About this task: The expected output is the complete listing, unchanged.

**** Exercise material ****

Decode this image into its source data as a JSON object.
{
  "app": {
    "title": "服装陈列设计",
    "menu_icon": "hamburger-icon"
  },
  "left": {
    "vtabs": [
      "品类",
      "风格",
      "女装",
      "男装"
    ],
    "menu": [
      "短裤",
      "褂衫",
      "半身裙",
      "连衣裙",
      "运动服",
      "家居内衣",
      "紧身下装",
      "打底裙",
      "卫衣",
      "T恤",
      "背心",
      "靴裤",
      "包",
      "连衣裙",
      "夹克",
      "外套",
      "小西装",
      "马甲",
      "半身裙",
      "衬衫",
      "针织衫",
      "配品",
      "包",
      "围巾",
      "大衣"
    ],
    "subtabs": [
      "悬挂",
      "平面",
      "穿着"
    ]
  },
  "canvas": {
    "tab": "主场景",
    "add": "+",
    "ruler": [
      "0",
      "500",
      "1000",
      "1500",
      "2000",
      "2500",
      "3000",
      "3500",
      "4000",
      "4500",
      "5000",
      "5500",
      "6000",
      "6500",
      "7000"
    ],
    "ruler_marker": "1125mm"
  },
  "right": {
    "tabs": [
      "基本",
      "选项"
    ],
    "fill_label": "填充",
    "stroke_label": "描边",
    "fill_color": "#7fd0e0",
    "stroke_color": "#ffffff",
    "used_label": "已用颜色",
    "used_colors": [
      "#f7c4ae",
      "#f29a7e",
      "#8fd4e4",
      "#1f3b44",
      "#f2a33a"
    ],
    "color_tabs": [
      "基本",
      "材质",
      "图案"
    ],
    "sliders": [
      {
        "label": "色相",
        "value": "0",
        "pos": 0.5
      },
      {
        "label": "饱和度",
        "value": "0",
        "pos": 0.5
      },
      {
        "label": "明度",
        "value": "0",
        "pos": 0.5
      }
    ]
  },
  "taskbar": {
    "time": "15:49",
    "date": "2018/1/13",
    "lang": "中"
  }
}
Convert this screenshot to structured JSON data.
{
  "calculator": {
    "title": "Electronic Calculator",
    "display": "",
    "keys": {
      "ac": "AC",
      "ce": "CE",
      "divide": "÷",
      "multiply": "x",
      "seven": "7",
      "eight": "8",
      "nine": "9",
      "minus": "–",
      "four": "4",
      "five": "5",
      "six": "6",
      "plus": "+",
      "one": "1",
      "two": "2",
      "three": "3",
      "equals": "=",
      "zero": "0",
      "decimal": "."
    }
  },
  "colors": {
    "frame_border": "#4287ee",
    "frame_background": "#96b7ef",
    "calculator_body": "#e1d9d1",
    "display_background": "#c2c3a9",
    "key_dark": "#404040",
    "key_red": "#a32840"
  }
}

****

Final answer:
Decode this image into its source data as a JSON object.
{
  "app": {
    "title": "服装陈列设计",
    "menu_icon": "hamburger-icon"
  },
  "left": {
    "vtabs": [
      "品类",
      "风格",
      "女装",
      "男装"
    ],
    "menu": [
      "短裤",
      "褂衫",
      "半身裙",
      "连衣裙",
      "运动服",
      "家居内衣",
      "紧身下装",
      "打底裙",
      "卫衣",
      "T恤",
      "背心",
      "靴裤",
      "包",
      "连衣裙",
      "夹克",
      "外套",
      "小西装",
      "马甲",
      "半身裙",
      "衬衫",
      "针织衫",
      "配品",
      "包",
      "围巾",
      "大衣"
    ],
    "subtabs": [
      "悬挂",
      "平面",
      "穿着"
    ]
  },
  "canvas": {
    "tab": "主场景",
    "add": "+",
    "ruler": [
      "0",
      "500",
      "1000",
      "1500",
      "2000",
      "2500",
      "3000",
      "3500",
      "4000",
      "4500",
      "5000",
      "5500",
      "6000",
      "6500",
      "7000"
    ],
    "ruler_marker": "1125mm"
  },
  "right": {
    "tabs": [
      "基本",
      "选项"
    ],
    "fill_label": "填充",
    "stroke_label": "描边",
    "fill_color": "#7fd0e0",
    "stroke_color": "#ffffff",
    "used_label": "已用颜色",
    "used_colors": [
      "#f7c4ae",
      "#f29a7e",
      "#8fd4e4",
      "#1f3b44",
      "#f2a33a"
    ],
    "color_tabs": [
      "基本",
      "材质",
      "图案"
    ],
    "sliders": [
      {
        "label": "色相",
        "value": "0",
        "pos": 0.5
      },
      {
        "label": "饱和度",
        "value": "0",
        "pos": 0.5
      },
      {
        "label": "明度",
        "value": "0",
        "pos": 0.5
      }
    ]
  },
  "taskbar": {
    "time": "15:49",
    "date": "2018/1/13",
    "lang": "中"
  }
}
Convert this screenshot to structured JSON data.
{
  "calculator": {
    "title": "Electronic Calculator",
    "display": "",
    "keys": {
      "ac": "AC",
      "ce": "CE",
      "divide": "÷",
      "multiply": "x",
      "seven": "7",
      "eight": "8",
      "nine": "9",
      "minus": "–",
      "four": "4",
      "five": "5",
      "six": "6",
      "plus": "+",
      "one": "1",
      "two": "2",
      "three": "3",
      "equals": "=",
      "zero": "0",
      "decimal": "."
    }
  },
  "colors": {
    "frame_border": "#4287ee",
    "frame_background": "#96b7ef",
    "calculator_body": "#e1d9d1",
    "display_background": "#c2c3a9",
    "key_dark": "#404040",
    "key_red": "#a32840"
  }
}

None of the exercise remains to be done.